Conventional Realism in the Theatre
Realism in the theatre tends to refer to the reproduction of what we find in our everyday lives. Such realism is praised when the performance resembles everyday life in great detail. This kind of realism could be called ‘aesthetic realism’ in that it is concerned with outward appearances.
A Different Definition of Realism
Brecht claimed that his theatre was realistic, but his understanding of realism was quite different from someone like Stanislavsky. Brecht preferred to look behind the surface of what we encounter every day. His realism was based on accounting for behaviours and opinions, and was thus a ‘philosophical realism’, one based on a series of ideas about how people ‘work’ and interact with each other.
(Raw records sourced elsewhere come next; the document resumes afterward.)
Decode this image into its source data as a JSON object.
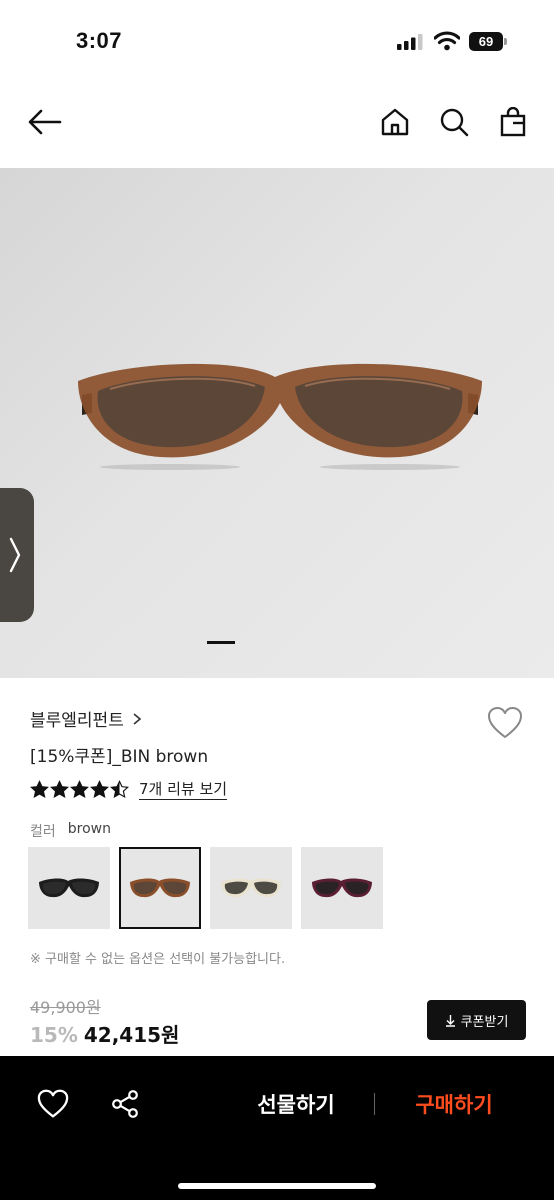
{
  "status": {
    "time": "3:07",
    "battery": "69"
  },
  "product": {
    "brand": "블루엘리펀트",
    "name": "[15%쿠폰]_BIN brown",
    "rating": 4.5,
    "review_link": "7개 리뷰 보기",
    "color_label": "컬러",
    "color_value": "brown",
    "swatches": [
      {
        "frame": "#1c1c1c",
        "lens": "#2b2b2b"
      },
      {
        "frame": "#8a4f2a",
        "lens": "#5b4638"
      },
      {
        "frame": "#e8e2cf",
        "lens": "#4e4b44"
      },
      {
        "frame": "#5a1f33",
        "lens": "#2a2326"
      }
    ],
    "selected_swatch": 1,
    "notice": "※ 구매할 수 없는 옵션은 선택이 불가능합니다.",
    "original_price": "49,900원",
    "discount": "15%",
    "price": "42,415원",
    "coupon_label": "쿠폰받기"
  },
  "bottom_bar": {
    "gift_label": "선물하기",
    "buy_label": "구매하기"
  },
  "colors": {
    "buy_accent": "#ff4c1f",
    "frame_brown": "#8a4f2a",
    "lens_brown": "#5b4638"
  },
  "icons": [
    "back-arrow-icon",
    "home-icon",
    "search-icon",
    "shopping-bag-icon",
    "heart-icon",
    "share-icon",
    "chevron-right-icon",
    "download-icon",
    "star-icon"
  ]
}
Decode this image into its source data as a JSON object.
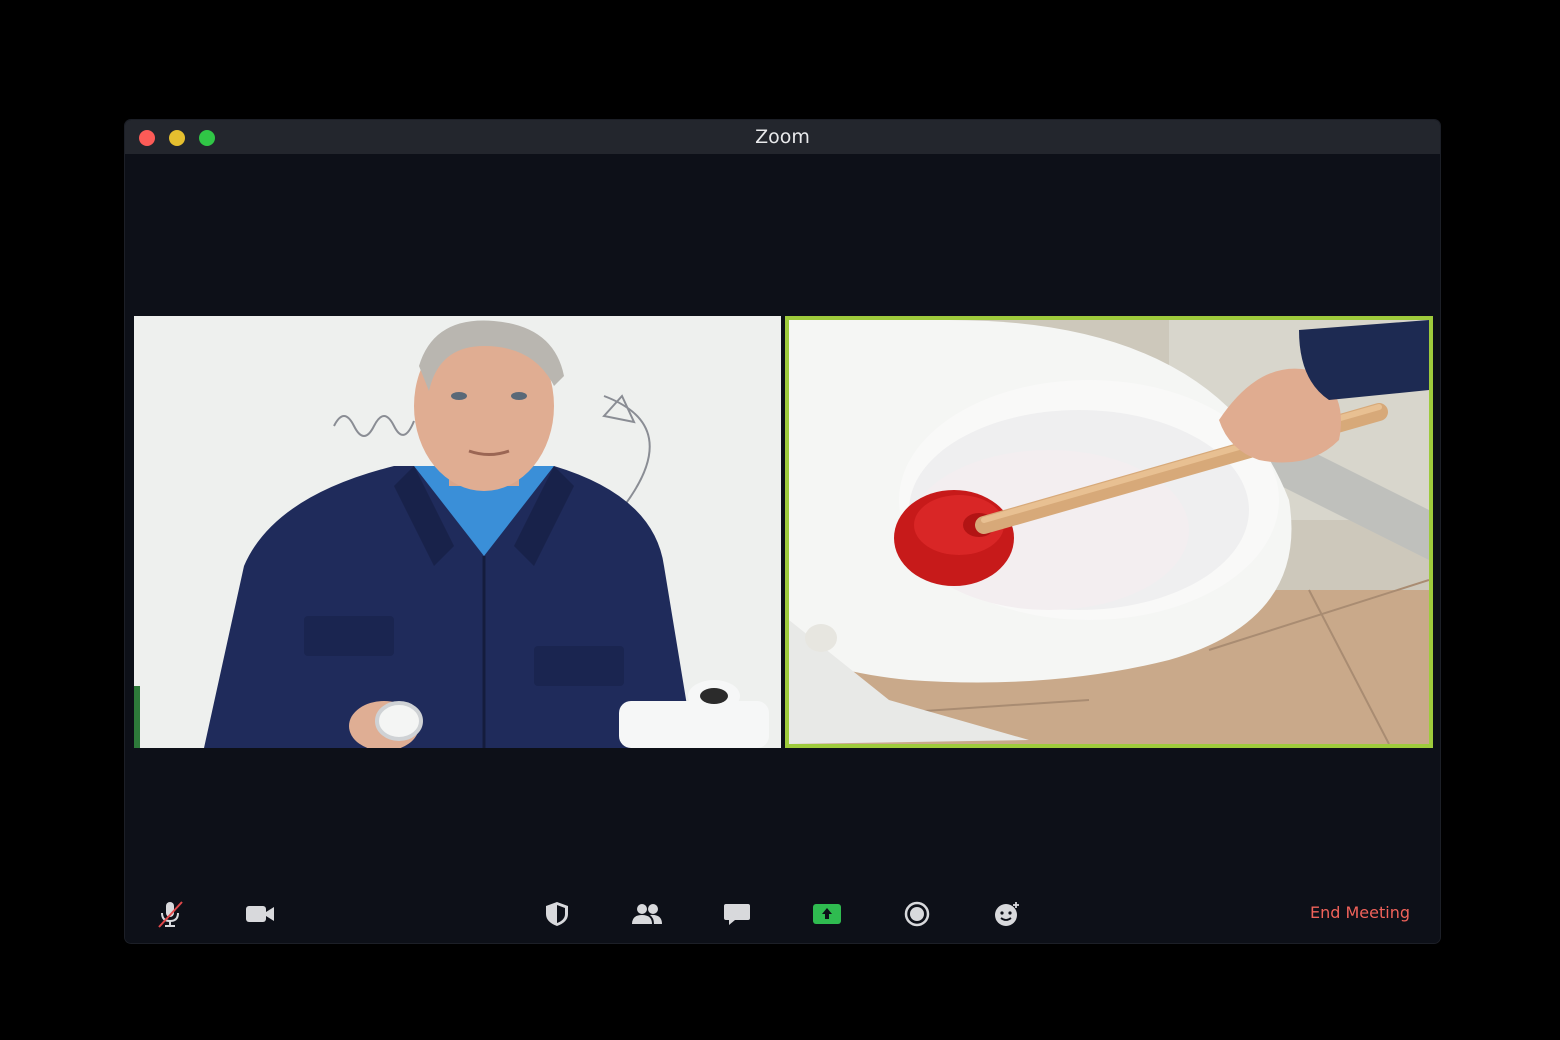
{
  "window": {
    "title": "Zoom"
  },
  "controls": {
    "close_color": "#fc5b57",
    "minimize_color": "#e5bf2f",
    "maximize_color": "#30c646"
  },
  "participants": [
    {
      "tile": "left",
      "description_icon": "video-feed",
      "active_speaker": false
    },
    {
      "tile": "right",
      "description_icon": "video-feed",
      "active_speaker": true
    }
  ],
  "toolbar": {
    "mute_icon": "microphone-muted-icon",
    "video_icon": "video-camera-icon",
    "security_icon": "shield-icon",
    "participants_icon": "people-icon",
    "chat_icon": "chat-bubble-icon",
    "share_icon": "share-screen-icon",
    "record_icon": "record-icon",
    "reactions_icon": "emoji-icon",
    "end_label": "End Meeting",
    "end_color": "#f0625a",
    "share_color": "#2fbb50",
    "active_speaker_color": "#9ecb3c"
  }
}
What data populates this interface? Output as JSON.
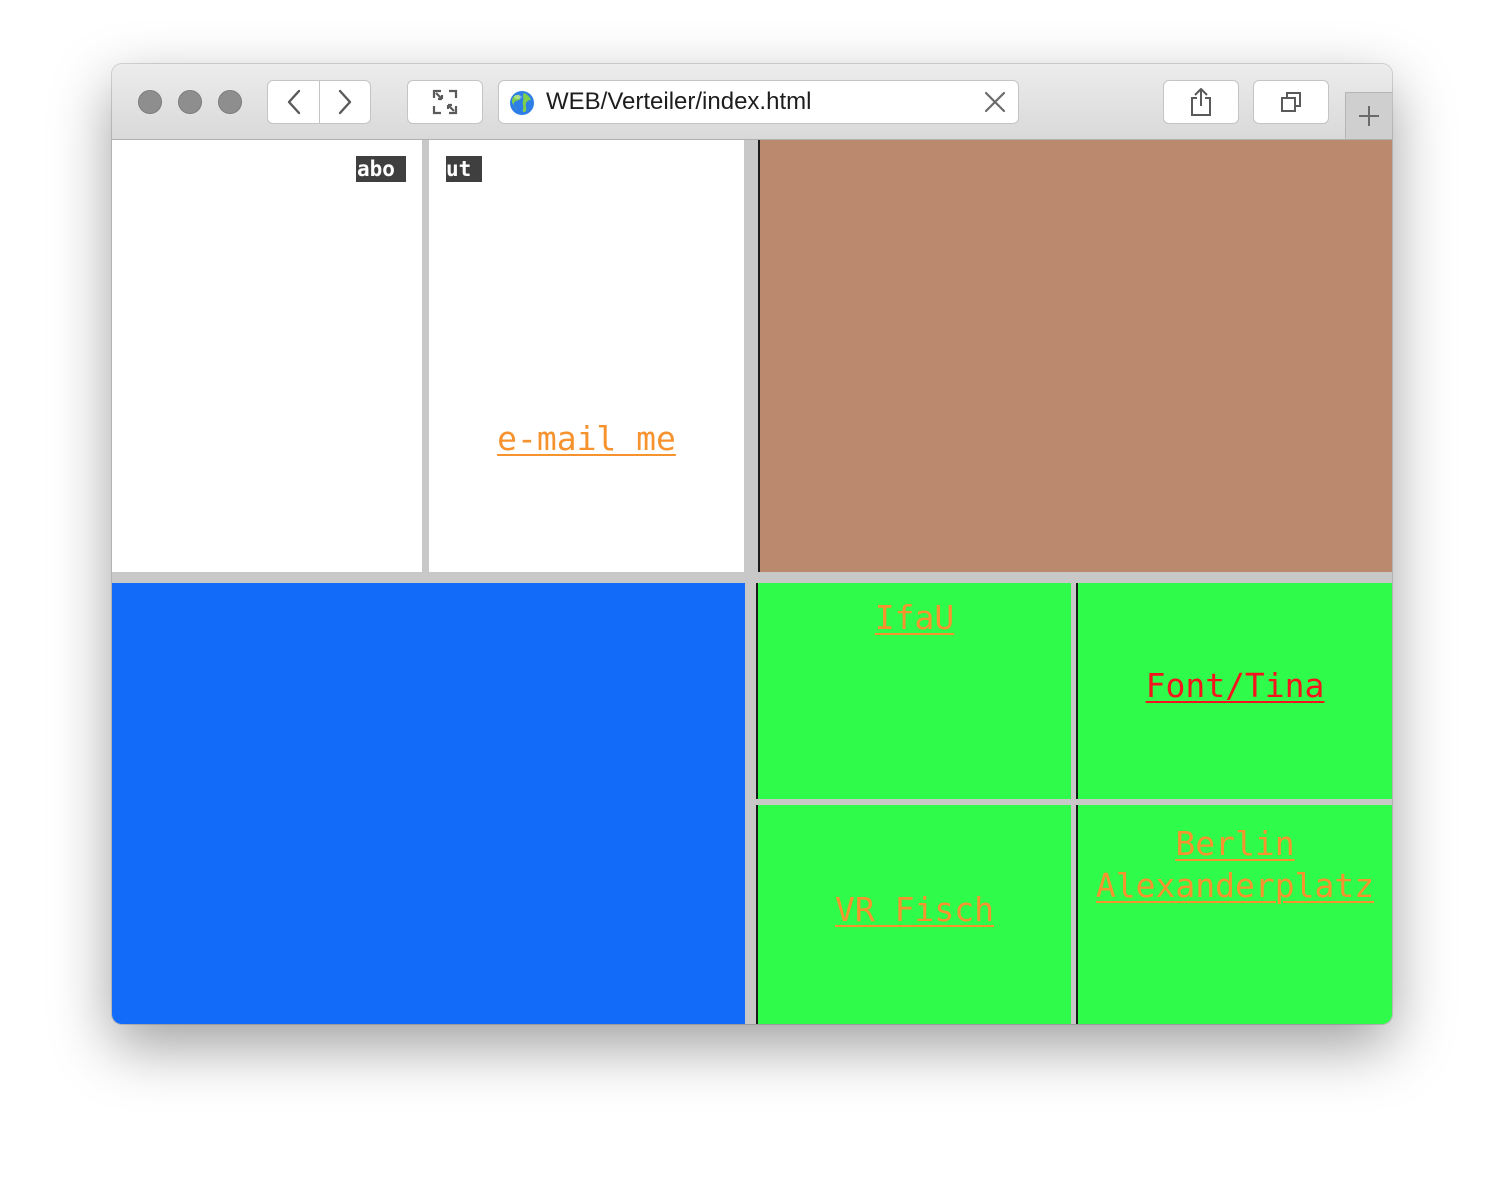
{
  "browser": {
    "url": "WEB/Verteiler/index.html",
    "buttons": {
      "close": "close-window",
      "minimize": "minimize-window",
      "zoom": "zoom-window",
      "back": "back",
      "forward": "forward",
      "fullscreen": "fullscreen",
      "share": "share",
      "tabs": "show-tabs",
      "new_tab": "new-tab"
    }
  },
  "frames": {
    "top_left": {
      "label": "abo",
      "color": "#ffffff"
    },
    "top_middle": {
      "label": "ut",
      "link": "e-mail me",
      "color": "#ffffff",
      "link_color": "#f7932f"
    },
    "top_right": {
      "color": "#bb8a6e"
    },
    "bottom_left": {
      "color": "#136bfa"
    },
    "green_grid": {
      "color": "#2ffc4a",
      "links": [
        {
          "text": "IfaU",
          "color": "#f7932f"
        },
        {
          "text": "Font/Tina",
          "color": "#f5141e"
        },
        {
          "text": "VR Fisch",
          "color": "#f7932f"
        },
        {
          "text_line1": "Berlin",
          "text_line2": "Alexanderplatz",
          "color": "#f7932f"
        }
      ]
    }
  }
}
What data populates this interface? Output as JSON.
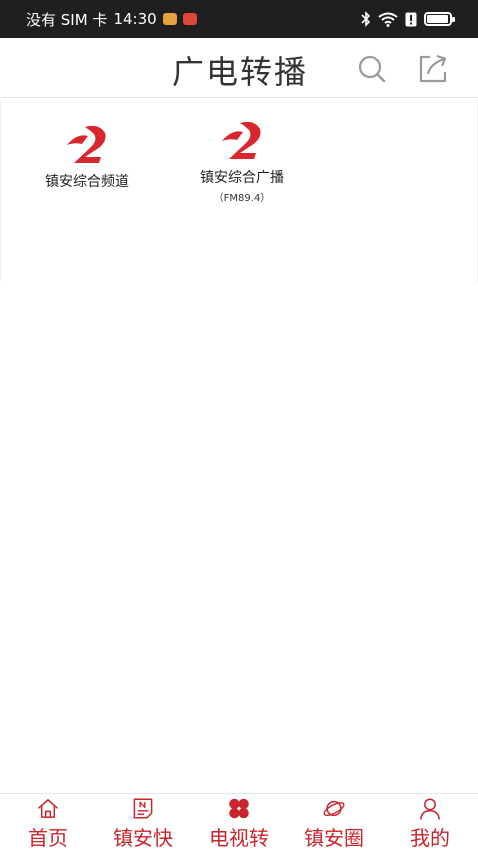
{
  "status_bar": {
    "carrier": "没有 SIM 卡",
    "time": "14:30",
    "notification_icons": [
      "weibo-icon",
      "app-icon"
    ],
    "right_icons": [
      "bluetooth-icon",
      "wifi-icon",
      "alert-icon",
      "battery-icon"
    ],
    "battery_level": 0.95
  },
  "header": {
    "title": "广电转播",
    "search_icon": "search-icon",
    "share_icon": "share-icon"
  },
  "channels": [
    {
      "name": "镇安综合频道",
      "sub": ""
    },
    {
      "name": "镇安综合广播",
      "sub": "（FM89.4）"
    }
  ],
  "tab_bar": {
    "items": [
      {
        "label": "首页",
        "icon": "home-icon"
      },
      {
        "label": "镇安快",
        "icon": "news-icon"
      },
      {
        "label": "电视转",
        "icon": "clover-icon"
      },
      {
        "label": "镇安圈",
        "icon": "planet-icon"
      },
      {
        "label": "我的",
        "icon": "user-icon"
      }
    ]
  },
  "colors": {
    "accent": "#c8252c",
    "status_bar_bg": "#1f1f1f",
    "title_text": "#333333"
  }
}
To be realistic was thus to present people on stage in a way that was true to their status as ‘the ensemble of social relations’, as Marx put it. That is, he wanted to show people both in their social context and responding to each other in ways that were informed by their experiences of society. The aim was to avoid cliché and to discover behaviour that may surprise an audience, much as our own behaviour can surprise us when confronted with something unexpected.
To be realistic was thus to be true to one’s social position and to the options that that position offered in the moment, that is, that any one person has more than one way of behaving in any given situation. The function of rehearsal was to tease these out and find the most appropriate choice in performance after working through a number of different attempts.